Review: ‘Beyond Bling!’ ·
Art Gallery of Western Australia ·
Review by Miranda Johnson ·
The Art Gallery of Western Australia’s “Beyond Bling!” exhibition is the third iteration of its Culture Juice series, which aims to explore aspects of contemporary culture including sneakers, Heath Ledger; and now, jewellery and body adornment.
I must admit that I am probably not the correct target market for this series, as I am not particularly enthusiastic about jewellery – I don’t even have my ears pierced. However, I am prepared to have my mind changed. After all, an important aspect of contemporary culture is thinking about how a small part of something (such as jewellery) can be used to comment on wider cultural trends, such as how we present ourselves, respond to our environments, source our materials, and remember our loved ones, and “Beyond Bling!” goes some way to exploring these themes throughout the exhibition.
The works are sourced from the State Art collections, and most are rarely on display, and never in an exhibition solely concentrated on jewellery as an art form – making these works, as the curators state, “hidden treasures finally getting the attention they deserve”. Thematically organised, the exhibition spans the historical significance of certain pieces of jewellery, such as religion, or mourning, the natural environment, larger trends in art and design, and the particularities of Australian, Western Australian, and European work. The exhibition focuses on the Western history of jewellery and adornment, which is, presumably, due to the Western focus of the collection itself.
The themes help to navigate the exhibition, with specificities of style, form, and function grouped together to create a journey through the ways in which jewellery-making has developed and changed throughout the years. Thinking about the works as tiny, individual sculptures made for an interesting journey through major art and design trends of the 19th and 20th century. The question of wearability also made for some fascinating insights – for example, how the weather has impacted WA jewellery-making trends due to the simple fact that it’s hot, and metal works will burn the skin. More subtle ways that wearability has impacted design include the need for more personal space, with jewellery used as an armour-like object to create a shield between the wearer and the world. Other works are completely unwearable, creating an interesting dynamic between form and function and questioning the nature and purpose of adornment itself.

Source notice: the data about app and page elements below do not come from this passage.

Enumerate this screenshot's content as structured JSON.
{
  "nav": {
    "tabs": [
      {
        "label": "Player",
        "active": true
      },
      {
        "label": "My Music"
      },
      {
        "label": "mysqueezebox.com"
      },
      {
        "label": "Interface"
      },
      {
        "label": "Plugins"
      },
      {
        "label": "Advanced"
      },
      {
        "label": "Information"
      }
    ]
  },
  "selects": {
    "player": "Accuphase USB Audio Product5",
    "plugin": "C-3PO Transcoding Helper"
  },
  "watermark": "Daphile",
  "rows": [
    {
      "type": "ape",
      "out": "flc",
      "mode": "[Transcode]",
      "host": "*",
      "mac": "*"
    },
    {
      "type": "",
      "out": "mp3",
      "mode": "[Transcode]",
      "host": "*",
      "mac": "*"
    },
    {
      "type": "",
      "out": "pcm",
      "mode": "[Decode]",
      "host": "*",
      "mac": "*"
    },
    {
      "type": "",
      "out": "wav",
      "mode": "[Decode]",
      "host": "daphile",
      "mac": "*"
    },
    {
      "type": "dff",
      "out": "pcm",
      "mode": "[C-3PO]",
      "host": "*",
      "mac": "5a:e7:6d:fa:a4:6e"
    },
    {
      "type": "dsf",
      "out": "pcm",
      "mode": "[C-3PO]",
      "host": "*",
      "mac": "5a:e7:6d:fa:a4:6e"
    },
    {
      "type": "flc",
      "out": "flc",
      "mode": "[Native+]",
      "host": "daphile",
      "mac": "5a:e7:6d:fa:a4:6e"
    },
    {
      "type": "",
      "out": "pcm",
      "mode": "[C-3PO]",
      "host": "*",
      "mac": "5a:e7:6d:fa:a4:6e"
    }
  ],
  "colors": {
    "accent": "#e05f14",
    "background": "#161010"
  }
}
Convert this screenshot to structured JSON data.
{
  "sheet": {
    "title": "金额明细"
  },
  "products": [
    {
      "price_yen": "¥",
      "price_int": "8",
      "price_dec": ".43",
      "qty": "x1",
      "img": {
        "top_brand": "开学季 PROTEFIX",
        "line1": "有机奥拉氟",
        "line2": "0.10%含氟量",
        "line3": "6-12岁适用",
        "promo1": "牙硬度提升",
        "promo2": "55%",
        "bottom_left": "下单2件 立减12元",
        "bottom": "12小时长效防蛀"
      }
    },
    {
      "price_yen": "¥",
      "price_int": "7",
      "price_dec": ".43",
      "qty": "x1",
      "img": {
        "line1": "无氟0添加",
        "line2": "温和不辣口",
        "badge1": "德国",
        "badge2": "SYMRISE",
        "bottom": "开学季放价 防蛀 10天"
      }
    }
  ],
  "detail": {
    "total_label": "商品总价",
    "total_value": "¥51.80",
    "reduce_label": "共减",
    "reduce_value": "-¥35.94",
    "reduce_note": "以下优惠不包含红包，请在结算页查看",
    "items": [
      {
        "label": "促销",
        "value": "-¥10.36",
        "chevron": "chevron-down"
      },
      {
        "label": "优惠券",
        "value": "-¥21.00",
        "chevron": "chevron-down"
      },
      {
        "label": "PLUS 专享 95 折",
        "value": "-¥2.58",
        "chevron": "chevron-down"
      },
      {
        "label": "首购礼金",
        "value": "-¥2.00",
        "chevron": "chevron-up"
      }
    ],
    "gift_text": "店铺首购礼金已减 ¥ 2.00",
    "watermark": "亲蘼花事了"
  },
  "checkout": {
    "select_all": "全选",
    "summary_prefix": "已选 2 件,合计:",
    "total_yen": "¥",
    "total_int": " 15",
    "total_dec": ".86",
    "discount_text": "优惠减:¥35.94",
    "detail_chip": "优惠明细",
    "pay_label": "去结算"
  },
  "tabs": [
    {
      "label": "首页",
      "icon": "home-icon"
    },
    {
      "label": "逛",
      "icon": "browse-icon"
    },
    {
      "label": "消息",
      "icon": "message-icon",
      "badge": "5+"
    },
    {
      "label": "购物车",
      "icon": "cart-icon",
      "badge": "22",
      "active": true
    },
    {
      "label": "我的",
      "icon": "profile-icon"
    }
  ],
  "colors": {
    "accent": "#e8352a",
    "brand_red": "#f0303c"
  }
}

I must admit I was a little unconvinced by the curators’ emphasis on the universality of jewellery – is it really something that we all wear, love and appreciate? Or is it a mark of status, of wealth, and exclusivity? However, their insights enrich the very beautiful works in the exhibition, allowing for a more expansive definition of jewellery and the art of making wearable design.

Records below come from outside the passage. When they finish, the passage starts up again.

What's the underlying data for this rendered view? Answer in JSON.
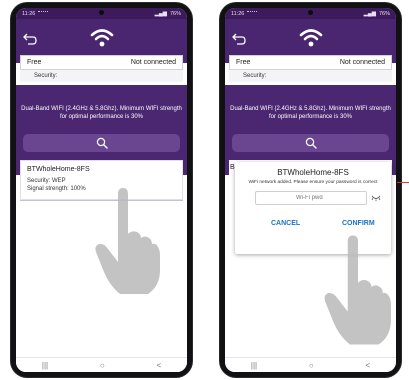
{
  "status_bar": {
    "time": "11:26",
    "battery": "76%"
  },
  "network": {
    "name": "Free",
    "status": "Not connected",
    "security_label": "Security:"
  },
  "info_text": "Dual-Band WIFI (2.4GHz & 5.8Ghz). Minimum WIFI strength for optimal performance is 30%",
  "list_item": {
    "name": "BTWholeHome-8FS",
    "security": "Security:   WEP",
    "signal": "Signal strength:   100%"
  },
  "dialog": {
    "title": "BTWholeHome-8FS",
    "message": "WiFi network added. Please ensure your password is correct",
    "password_placeholder": "Wi-Fi pwd",
    "cancel_label": "CANCEL",
    "confirm_label": "CONFIRM",
    "list_stub": "B"
  },
  "nav": {
    "recents": "|||",
    "home": "○",
    "back": "<"
  },
  "colors": {
    "purple": "#4b2772",
    "header": "#4a2670",
    "search": "#6a4690",
    "button_text": "#1a73c8"
  },
  "icons": [
    "back-icon",
    "wifi-icon",
    "search-icon",
    "eye-icon",
    "hand-pointer-icon"
  ]
}
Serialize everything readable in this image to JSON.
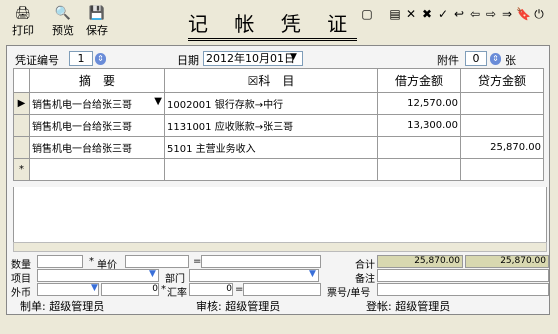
{
  "toolbar": {
    "print": "打印",
    "preview": "预览",
    "save": "保存"
  },
  "title": "记 帐 凭 证",
  "header": {
    "voucher_no_label": "凭证编号",
    "voucher_no": "1",
    "date_label": "日期",
    "date": "2012年10月01日",
    "attach_label": "附件",
    "attach": "0",
    "attach_unit": "张"
  },
  "columns": {
    "summary": "摘　要",
    "subject": "科　目",
    "debit": "借方金额",
    "credit": "贷方金额"
  },
  "rows": [
    {
      "summary": "销售机电一台给张三哥",
      "subject": "1002001 银行存款→中行",
      "debit": "12,570.00",
      "credit": ""
    },
    {
      "summary": "销售机电一台给张三哥",
      "subject": "1131001 应收账款→张三哥",
      "debit": "13,300.00",
      "credit": ""
    },
    {
      "summary": "销售机电一台给张三哥",
      "subject": "5101 主营业务收入",
      "debit": "",
      "credit": "25,870.00"
    }
  ],
  "new_row_marker": "*",
  "current_row_marker": "▶",
  "bottom": {
    "qty": "数量",
    "price": "单价",
    "item": "项目",
    "dept": "部门",
    "currency": "外币",
    "rate": "汇率",
    "total": "合计",
    "total_debit": "25,870.00",
    "total_credit": "25,870.00",
    "remark": "备注",
    "ticket": "票号/单号",
    "currency_val": "0",
    "rate_val": "0",
    "star": "*",
    "eq": "="
  },
  "footer": {
    "maker": "制单: 超级管理员",
    "auditor": "审核: 超级管理员",
    "poster": "登帐: 超级管理员"
  }
}
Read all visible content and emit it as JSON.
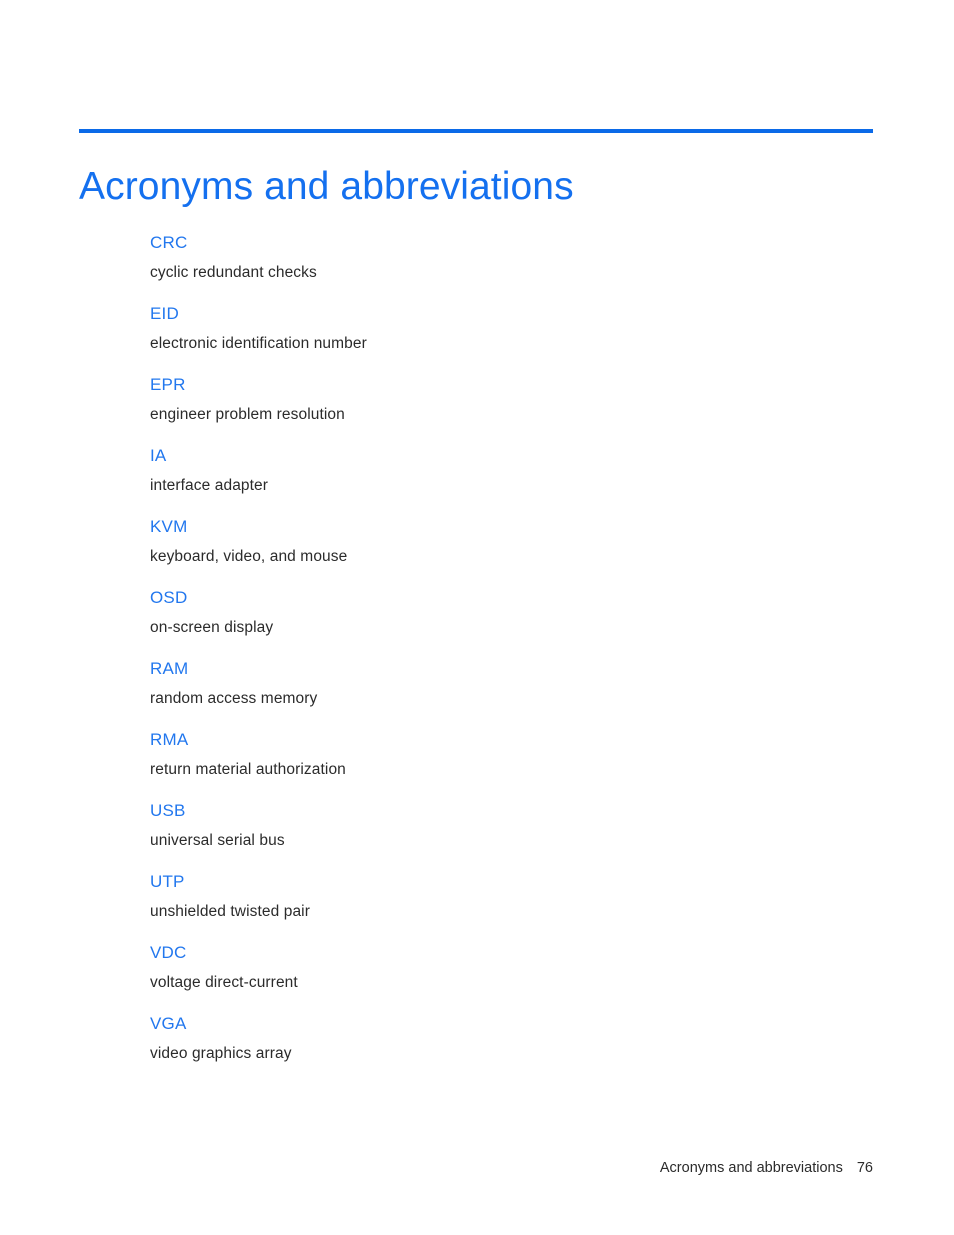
{
  "document": {
    "title": "Acronyms and abbreviations",
    "accent_color": "#1470ef",
    "rule_color": "#0b6ae8",
    "text_color": "#2b2b2b",
    "background_color": "#ffffff"
  },
  "glossary": {
    "entries": [
      {
        "term": "CRC",
        "definition": "cyclic redundant checks"
      },
      {
        "term": "EID",
        "definition": "electronic identification number"
      },
      {
        "term": "EPR",
        "definition": "engineer problem resolution"
      },
      {
        "term": "IA",
        "definition": "interface adapter"
      },
      {
        "term": "KVM",
        "definition": "keyboard, video, and mouse"
      },
      {
        "term": "OSD",
        "definition": "on-screen display"
      },
      {
        "term": "RAM",
        "definition": "random access memory"
      },
      {
        "term": "RMA",
        "definition": "return material authorization"
      },
      {
        "term": "USB",
        "definition": "universal serial bus"
      },
      {
        "term": "UTP",
        "definition": "unshielded twisted pair"
      },
      {
        "term": "VDC",
        "definition": "voltage direct-current"
      },
      {
        "term": "VGA",
        "definition": "video graphics array"
      }
    ]
  },
  "footer": {
    "label": "Acronyms and abbreviations",
    "page_number": "76"
  }
}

Pictured top: Sally Marsland, “Necklace”, 2006, found wooden objects, paint, string, 47.5 x 12 x 6.5 cm, State Art Collection, Art Gallery of Western Australia. Purchased through the Peter Fogarty Design Collection Fund, 2008.